Social Anxiety

Table of Contents

What is social anxiety?

Social anxiety is an anxiety disorder where you have a debilitating fear of being judged or humiliated in all interactions with other people. These interactions include, and are not limited to, speaking, eating, walking, indeed anything you do that another person can witness.

Dr Elaine Ryan

How does having social anxiety affect the person?

Social anxiety can severely limit your day to day life and reduce your opportunities, as you will probably be avoiding or limiting your social and work interactions.

I am updating this post in the middle of Covid-19 and want to highlight the social anxiety experienced during home working.

Zoom meetings remind me of the anxiety experienced during what is called ’round robin’ (pre coronavirus) where everyone in the meeting introduces themselves. I dreaded round robins and mentally rehearsed, my name is Elaine, and I’m a psychologist!

Virtual meetings are capable of producing anxiety

  • feeling apprehensive before the meeting,
  • not knowing when to speak,
  • finding it more difficult in the absence of clear body language and dealing with the millisecond delay that will exist in a virtual environment.

In trying to understand social anxiety, I find it useful to think of it in terms of having a

  • subjective experience
  • physiological response, and
  • a behavioural response

The subjective experience is how you experience the interaction, e.g. trying to pay attention to what others are saying while judging every word you say.

The physiological response is what goes on in your body; feeling anxious, dry mouth, palpitations.

Behavioural Response is what you do ( or don’t do). Maybe you excuse yourself early, or try not to say too much, or avoid the social interaction altogether.

How do I know if I have social phobia?

You may have experienced the following symptoms which led you to attend for assessment with a mental health professional.

Cognitive Symptoms

Faulty belief systems; you may have some or all of the following negative beliefs about yourself

  • I’m not good enough
    I’m worthless
    I’m a failure
  • Other people believe that I am worthless, stupid, not good enough

Avoidance of

  • Shopping
  • Presentations
  • Social interactions
  • Meeting new people or going/trying something new
  • Eye contact

What happens if I meet with a mental health professional?

Someone like myself, a psychologist or other mental health professional will undertake an assessment. The assessment consists of asking questions and you may be asked to complete some forms to help with diagnosis.

Criteria for diagnosis

Mental health professional use what is called The Diagnostic and statistical manual of mental disorders shortened to DSM 5) to help with diagnosis.

According to DSM5 1 the criteria for social anxiety is as follows

  • Fear of anxiety about social situation where you are exposed to scrutiny
  • The fear or anxiety is out of proportion to the situation
  • Social encounters are avoided or endured with fear
  • Anxiety or avoidance experiences impacts on your daily life and functioning
  • The fear and anxiety has lasted at least six months
  • Another condition does not better explain the fear and anxiety.

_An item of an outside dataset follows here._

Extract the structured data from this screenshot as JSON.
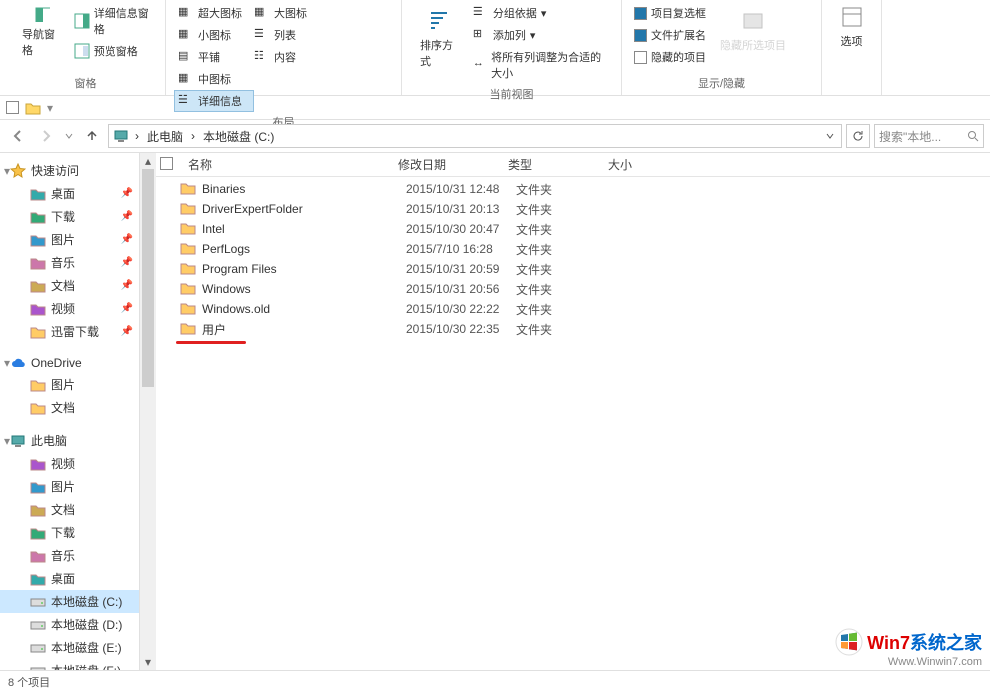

How to overcome social anxiety

If you have been diagnosed with social anxiety, there are recommended treatment options to help you recover.

Cognitive Behavioural Therapy (CBT) is the recommended treatment to help you to overcome social anxiety.

Further reading


  1. American Psychiatric Association. (2013). Diagnostic and statistical manual of mental disorders (5th ed.). Arlington, VA: Author.